Sources ‘‘Don’t Mess with Gardener and Author Jamaica Kincaid,’’ in Boston Globe, June 20, 1996.
Garis, Leslie, ‘‘Through West Indian Eyes,’’ in New York Times, October 7, 1990, p. 42.
Garner, Dwight, ‘‘Jamaica Kincaid,’’ in Salon, November 8, 1995.
Goldfarb, Brad, ‘‘My Brother,’’ in Interview, Vol. 27, No. 10, October 1997, p. 94.
Hartman, Diane, Review, in Denver Post, December 7, 1997.
Kerr, Sarah, ‘‘The Dying of the Light,’’ in Slate, October 21, 1997.
Lopate, Phillip, Introduction to The Art of the Personal Essay, Doubleday, 1994.
Quindlen, Anna, ‘‘The Past is Another Country,’’ in New York Times, October 19, 1997.
Skow, John, Review, in Time, Vol. 150, No. 20, November 10, 1997, p. 108.
Snell, Marilyn, ‘‘Jamaica Kincaid Hates Happy Endings,’’ in Mother Jones, September–October 1997.
Further Reading Bloom, Harold, ed., ‘‘Jamaica Kincaid,’’ in Caribbean Women Writers, Chelsea House, 1997, pp. 104–116. This overview of Kincaid’s work was written prior to the publication of My Brother.
Graham, Renee, ‘‘A Death in the Family: Jamaica Kincaid’s Wrenching, Incantatory Story of her Brother Devon,’’ in Boston Globe, November 2, 1997, p. N1. Graham describes Kincaid’s memoir as one of ‘‘unsparing honesty’’ in this detailed review of her book.
Hainley, Bruce, ‘‘My Brother,’’ in Artforum, Vol. 36, No. 3, November 1997, p. S27. In this book review of My Brother, Hainley compares Kincaid to writers Michel Leiris and Elizabeth Bishop.
Kaufman, Joanne, ‘‘Jamaica Kincaid: An Author’s Unsparing Judgments Earn Her an Unwanted Reputation for Anger,’’ in People Weekly, Vol. 48, No. 24, December 15, 1997, p. 109. This interview with Kincaid following the nomination of My Brother for a National Book Award touches on topics ranging from Tina Brown, editor of The New Yorker, to Kincaid’s family history, her conversion to Judaism, and her passion for gardening.
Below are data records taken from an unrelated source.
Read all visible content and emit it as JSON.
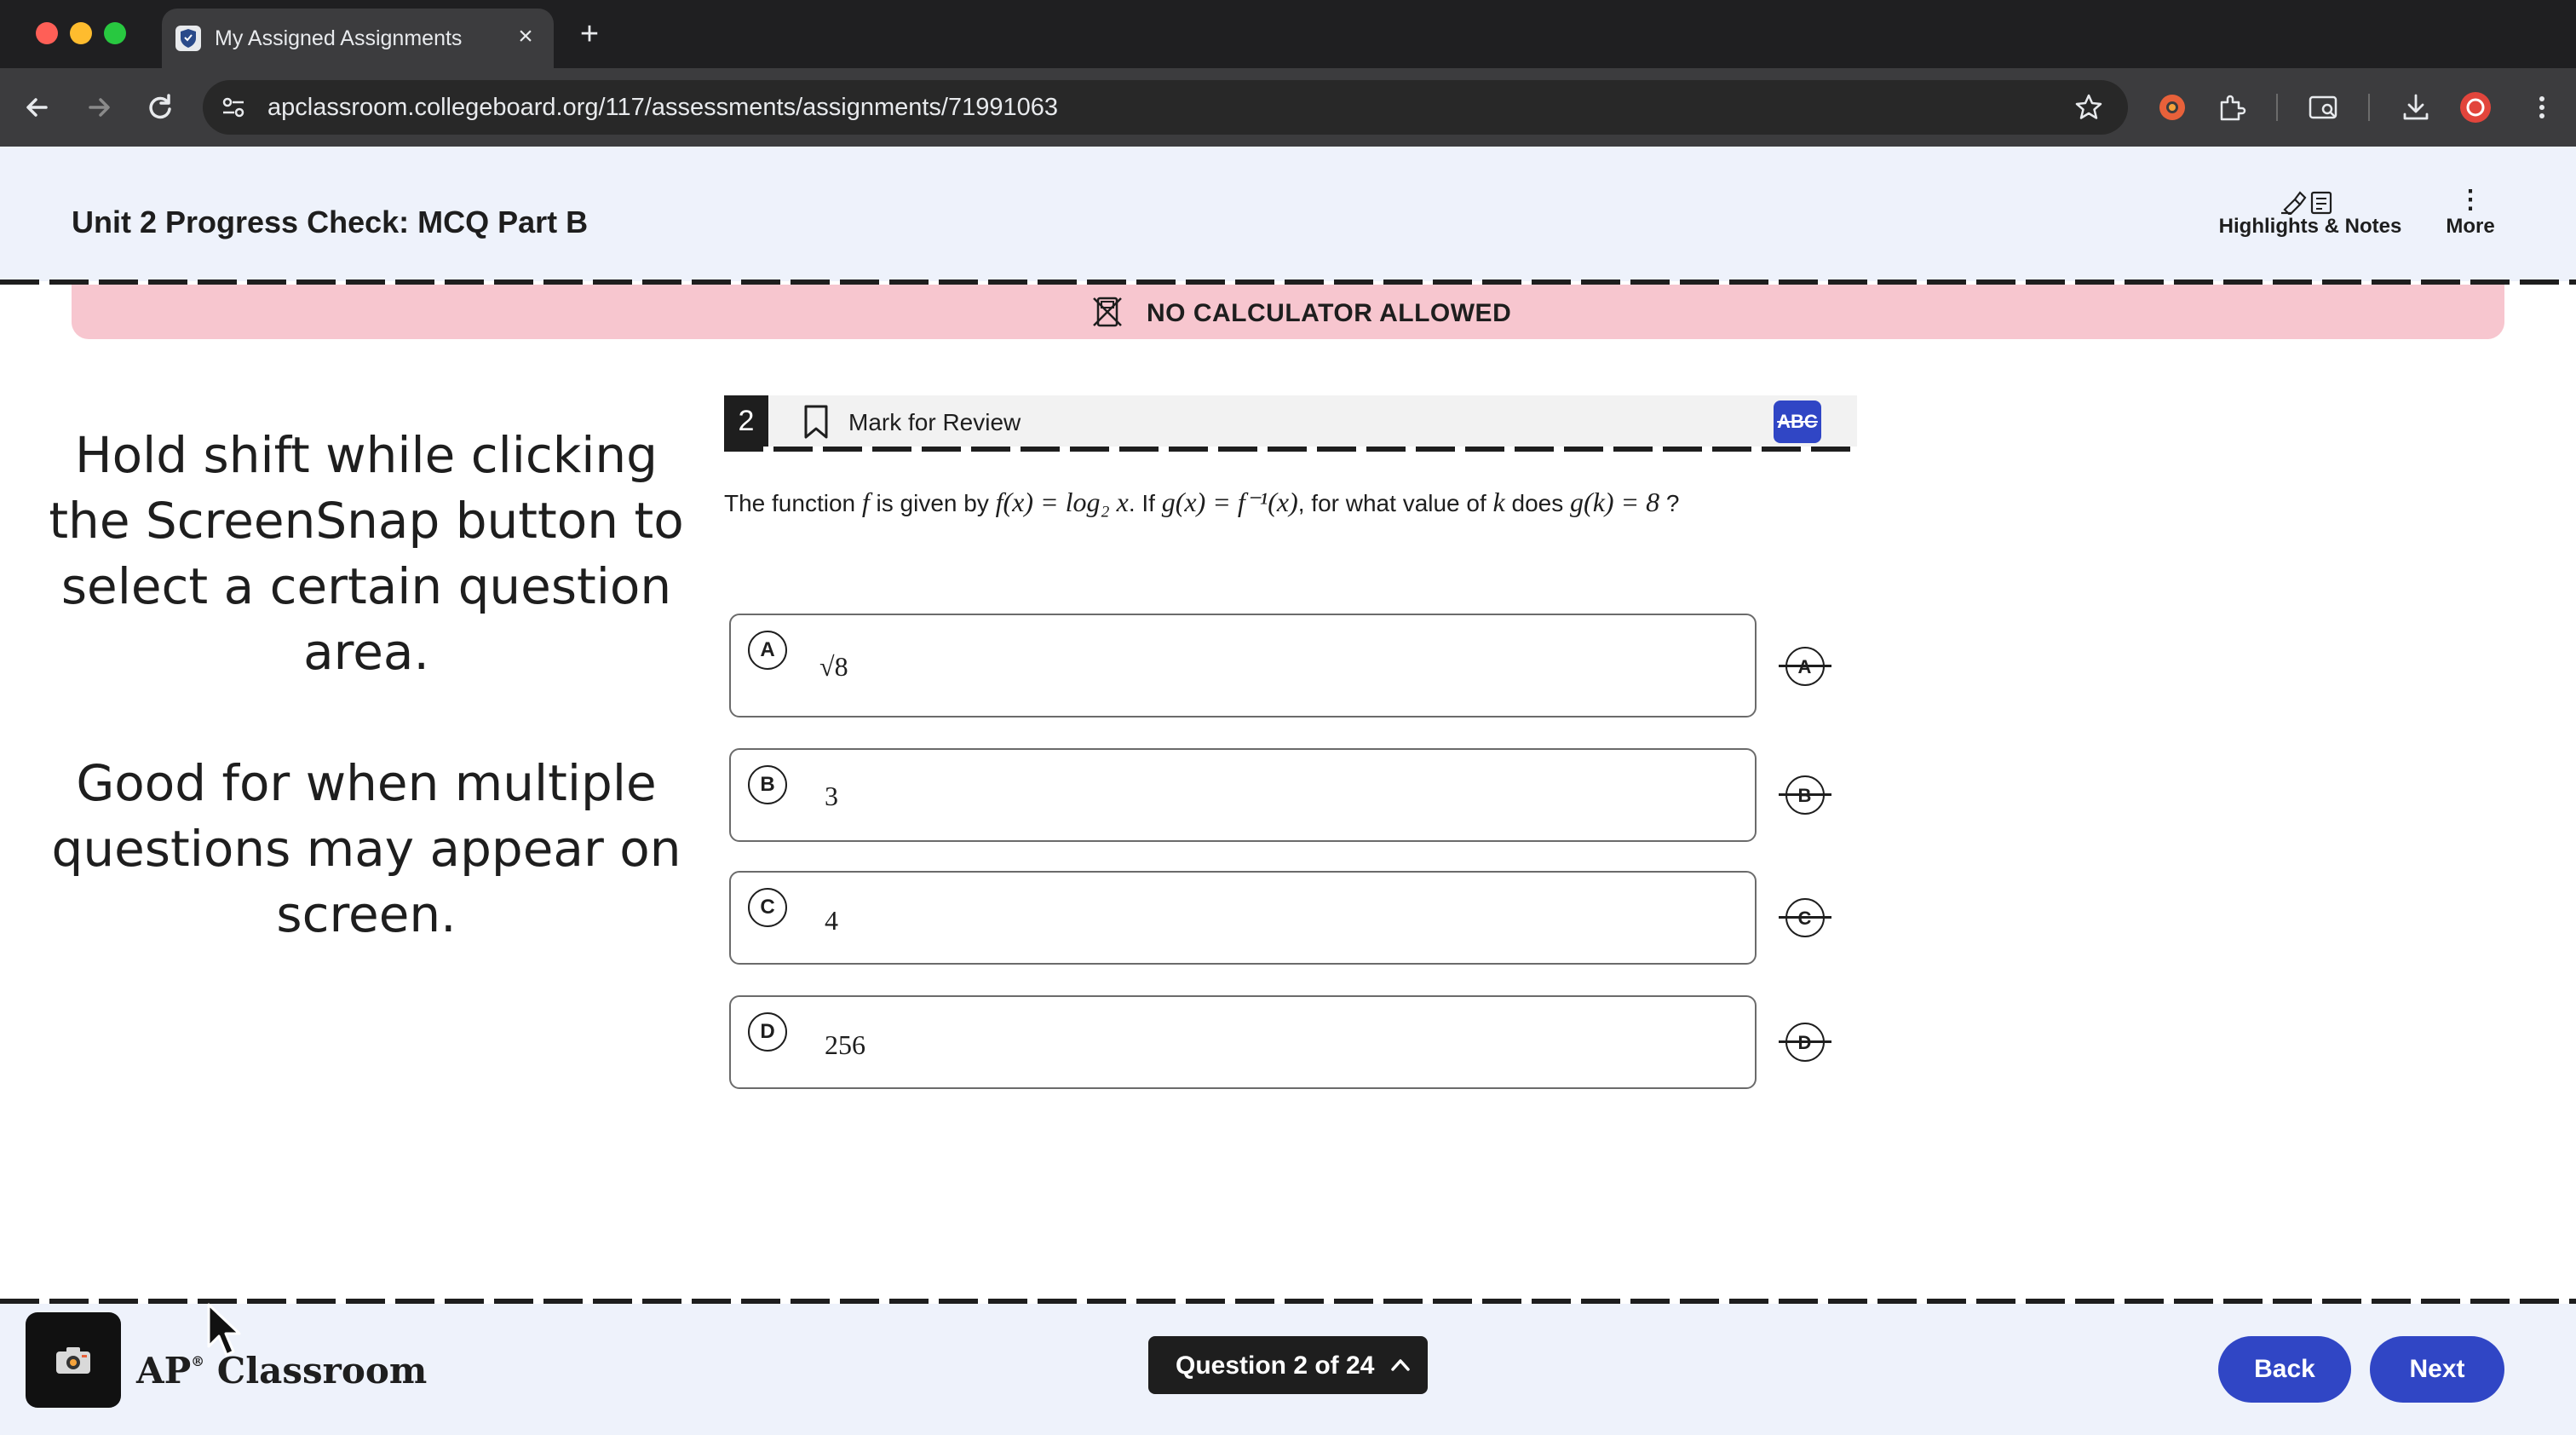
{
  "browser": {
    "tab_title": "My Assigned Assignments",
    "tab_close_label": "×",
    "new_tab_label": "+",
    "url": "apclassroom.collegeboard.org/117/assessments/assignments/71991063"
  },
  "header": {
    "title": "Unit 2 Progress Check: MCQ Part B",
    "highlights_label": "Highlights & Notes",
    "more_label": "More",
    "more_icon": "⋮"
  },
  "banner": {
    "text": "NO CALCULATOR ALLOWED",
    "color": "#f7c6cf"
  },
  "overlay": {
    "paragraph1": "Hold shift while clicking the ScreenSnap button to select a certain question area.",
    "paragraph2": "Good for when multiple questions may appear on screen."
  },
  "question": {
    "number": "2",
    "mark_for_review": "Mark for Review",
    "abc_label": "ABC",
    "stem": {
      "t1": "The function ",
      "m1": "f",
      "t2": " is given by ",
      "m2": "f(x) = log₂ x",
      "t3": ". If ",
      "m3": "g(x) = f⁻¹(x)",
      "t4": ", for what value of ",
      "m4": "k",
      "t5": " does ",
      "m5": "g(k) = 8",
      "t6": " ?"
    },
    "choices": [
      {
        "letter": "A",
        "value": "√8"
      },
      {
        "letter": "B",
        "value": "3"
      },
      {
        "letter": "C",
        "value": "4"
      },
      {
        "letter": "D",
        "value": "256"
      }
    ]
  },
  "footer": {
    "brand": "AP",
    "brand_mark": "®",
    "brand_suffix": "Classroom",
    "question_nav": "Question 2 of 24",
    "back_label": "Back",
    "next_label": "Next",
    "accent": "#3046c5"
  }
}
Kurth, Peter, ‘‘My Brother: A Memoir,’’ in Salon, October 9, 1997. Kurth’s book review focuses on Kincaid’s relationship with her mother, comparing My Brother to The Autobiography of My Mother.
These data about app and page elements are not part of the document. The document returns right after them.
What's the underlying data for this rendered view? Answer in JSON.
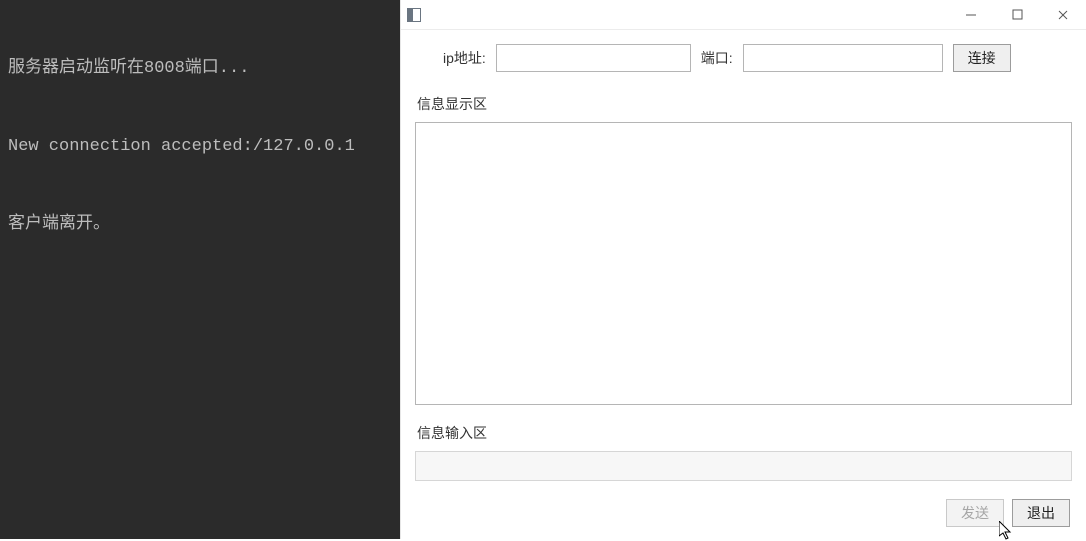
{
  "terminal": {
    "lines": [
      "服务器启动监听在8008端口...",
      "New connection accepted:/127.0.0.1",
      "客户端离开。"
    ]
  },
  "window": {
    "title": ""
  },
  "connection": {
    "ip_label": "ip地址:",
    "ip_value": "",
    "port_label": "端口:",
    "port_value": "",
    "connect_label": "连接"
  },
  "display": {
    "section_label": "信息显示区",
    "content": ""
  },
  "input": {
    "section_label": "信息输入区",
    "value": ""
  },
  "actions": {
    "send_label": "发送",
    "exit_label": "退出"
  }
}
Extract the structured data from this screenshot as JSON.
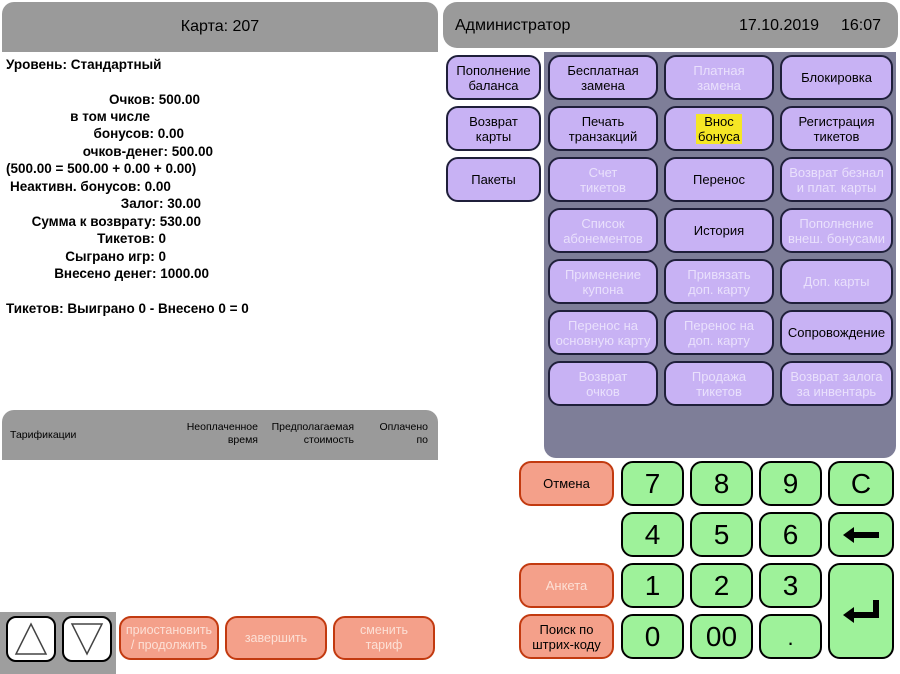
{
  "card": {
    "title": "Карта: 207"
  },
  "info": {
    "level": "Уровень: Стандартный",
    "points": "Очков: 500.00",
    "including": "в том числе",
    "bonuses": "бонусов: 0.00",
    "money_points": "очков-денег: 500.00",
    "formula": "(500.00 = 500.00 + 0.00 + 0.00)",
    "inactive_bonuses": "Неактивн. бонусов: 0.00",
    "deposit": "Залог: 30.00",
    "refund_sum": "Сумма к возврату: 530.00",
    "tickets": "Тикетов: 0",
    "games_played": "Сыграно игр: 0",
    "money_deposited": "Внесено денег: 1000.00",
    "tickets_summary": "Тикетов: Выиграно 0 - Внесено 0 = 0"
  },
  "tariff_table": {
    "col1": "Тарификации",
    "col2_l1": "Неоплаченное",
    "col2_l2": "время",
    "col3_l1": "Предполагаемая",
    "col3_l2": "стоимость",
    "col4_l1": "Оплачено",
    "col4_l2": "по"
  },
  "bottom_left": {
    "suspend_l1": "приостановить",
    "suspend_l2": "/ продолжить",
    "finish": "завершить",
    "change_l1": "сменить",
    "change_l2": "тариф"
  },
  "header": {
    "role": "Администратор",
    "date": "17.10.2019",
    "time": "16:07"
  },
  "left_col": {
    "top_up_l1": "Пополнение",
    "top_up_l2": "баланса",
    "return_l1": "Возврат",
    "return_l2": "карты",
    "packages": "Пакеты"
  },
  "grid": {
    "free_replace_l1": "Бесплатная",
    "free_replace_l2": "замена",
    "paid_replace_l1": "Платная",
    "paid_replace_l2": "замена",
    "block": "Блокировка",
    "print_l1": "Печать",
    "print_l2": "транзакций",
    "bonus_l1": "Внос",
    "bonus_l2": "бонуса",
    "reg_tickets_l1": "Регистрация",
    "reg_tickets_l2": "тикетов",
    "ticket_acc_l1": "Счет",
    "ticket_acc_l2": "тикетов",
    "transfer": "Перенос",
    "ret_cash_l1": "Возврат безнал",
    "ret_cash_l2": "и плат. карты",
    "subs_l1": "Список",
    "subs_l2": "абонементов",
    "history": "История",
    "ext_bonus_l1": "Пополнение",
    "ext_bonus_l2": "внеш. бонусами",
    "coupon_l1": "Применение",
    "coupon_l2": "купона",
    "bind_l1": "Привязать",
    "bind_l2": "доп. карту",
    "extra_cards": "Доп. карты",
    "to_main_l1": "Перенос на",
    "to_main_l2": "основную карту",
    "to_extra_l1": "Перенос на",
    "to_extra_l2": "доп. карту",
    "escort": "Сопровождение",
    "ret_points_l1": "Возврат",
    "ret_points_l2": "очков",
    "sell_tickets_l1": "Продажа",
    "sell_tickets_l2": "тикетов",
    "ret_deposit_l1": "Возврат залога",
    "ret_deposit_l2": "за инвентарь"
  },
  "actions": {
    "cancel": "Отмена",
    "survey": "Анкета",
    "barcode_l1": "Поиск по",
    "barcode_l2": "штрих-коду"
  },
  "numpad": {
    "k7": "7",
    "k8": "8",
    "k9": "9",
    "clear": "C",
    "k4": "4",
    "k5": "5",
    "k6": "6",
    "k1": "1",
    "k2": "2",
    "k3": "3",
    "k0": "0",
    "k00": "00",
    "dot": "."
  },
  "colors": {
    "header_gray": "#9a9a9a",
    "grid_bg": "#7e7e98",
    "button_violet": "#c8b2f4",
    "numpad_green": "#9ef29a",
    "action_salmon": "#f4a08a",
    "highlight_yellow": "#f5e625"
  }
}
Brophy, Sarah. “Angels in Antigua: The Disaporic of Melancholy in Jamaica Kincaid’s My Brother.” PMLA: Publications of the Modern Language Association of America 117, no. 2 (March, 2002): 265-277. Explores the connection between melancholia and mourning. Questions whether Kincaid is mourning the loss of her youngest brother, whom she only saw at the beginning and the ending of his life, or her sadness and grief reflect her own lost opportunities mixed with survivor’s guilt.
Kaufman, Joanne. “Jamaica Kincaid: An Author’s Unsparing Judgments Earn Her an Unwanted Reputation for Anger.” People 48, no. 24 (December 15, 1997): 109-112. Powerlessness, this article suggests, is at the heart of Kincaid’s writings. On writing about her thirty-three-year-old brother’s death, she is quoted here saying, “We were both dreamers, both lived in our heads. I thought, ’This could be me.’”
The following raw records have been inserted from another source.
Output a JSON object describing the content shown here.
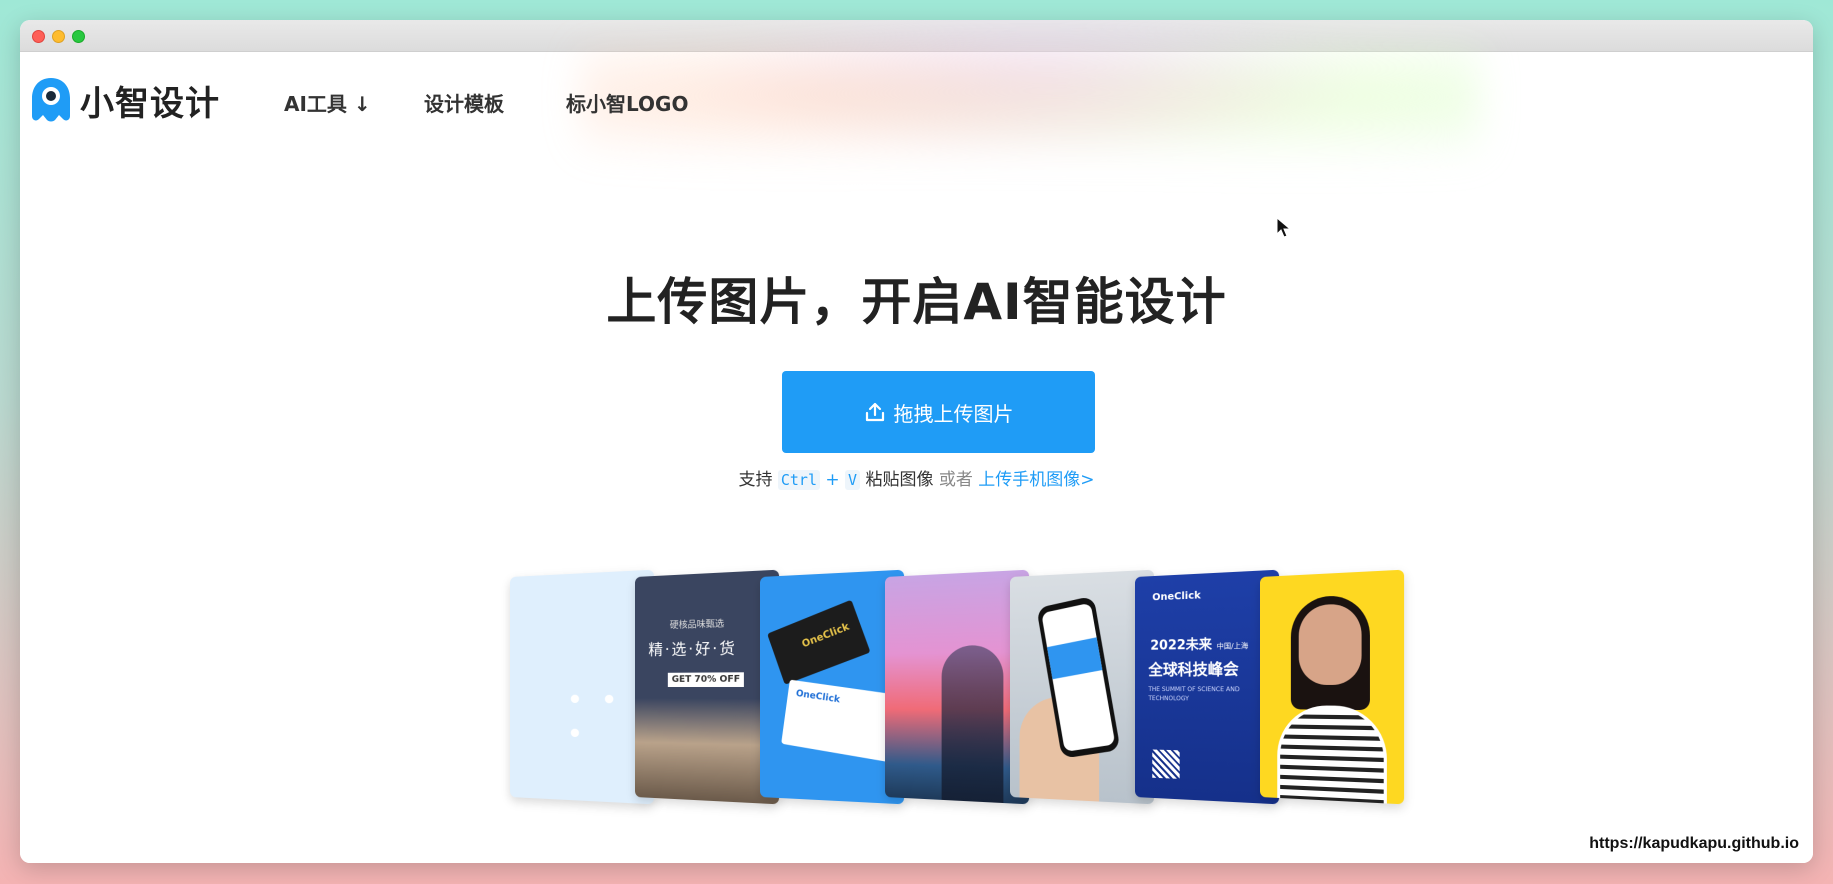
{
  "window": {
    "controls": [
      "close",
      "minimize",
      "maximize"
    ]
  },
  "header": {
    "logo_text": "小智设计",
    "logo_icon": "mascot-icon",
    "nav": [
      {
        "label": "AI工具 ↓"
      },
      {
        "label": "设计模板"
      },
      {
        "label": "标小智LOGO"
      }
    ]
  },
  "hero": {
    "headline": "上传图片，开启AI智能设计",
    "upload_button": {
      "label": "拖拽上传图片",
      "icon": "upload-icon"
    },
    "hint": {
      "prefix": "支持",
      "key1": "Ctrl",
      "plus": "+",
      "key2": "V",
      "paste": "粘贴图像",
      "or": "或者",
      "mobile_link": "上传手机图像>"
    }
  },
  "examples": {
    "more": "• • •",
    "card1": {
      "small": "硬核品味甄选",
      "title": "精·选·好·货",
      "tag": "GET 70% OFF"
    },
    "card2": {
      "brand": "OneClick"
    },
    "card5": {
      "brand": "OneClick",
      "year": "2022未来",
      "place": "中国/上海",
      "title": "全球科技峰会",
      "subtitle": "THE SUMMIT OF SCIENCE AND TECHNOLOGY"
    }
  },
  "watermark": "https://kapudkapu.github.io",
  "colors": {
    "accent": "#1f9cf6",
    "headline": "#222222"
  }
}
Kincaid, Jamaica. “Jamaica Kincaid Hates Happy Endings.” Interview by Marilyn Snell. Mother Jones 22, no. 5 (September/October, 1997): 28-31. Refers to Kincaid’s “continuing obsessions.” Kincaid says she is more concerned with pursuing truth than with the happiness or sadness of that truth.
McDowell, Deborah E. “Darkness Visible.” Review of My Brother, by Jamaica Kincaid. Women’s Review of Books 15, no. 4 (January, 1998): 1-3. Makes the point that all books about death are also about life—about what the living make of it and how death affects them.
Page, Kezia. “What If He Did Not Have a Sister [Who Lived in the United States]? Jamaica Kincaid’s My Brother as Remittance Text.” Small Axe 21 (October, 2006): 37-53. In an argument based on the biblical line “render unto Caesar what is Caesar’s,” the author suggests Kincaid’s writing is really a repayment: She pays with her writing for escaping her homeland and her most likely fate.
Wachman, Gay. “Dying in Antigua.” Review of My Brother, by Jamaica Kincaid. The Nation, November 3, 1997, 43-44. Refers to the death of Devon Drew, Jamaica Kincaid’s half brother, as “a memoir of a voice.”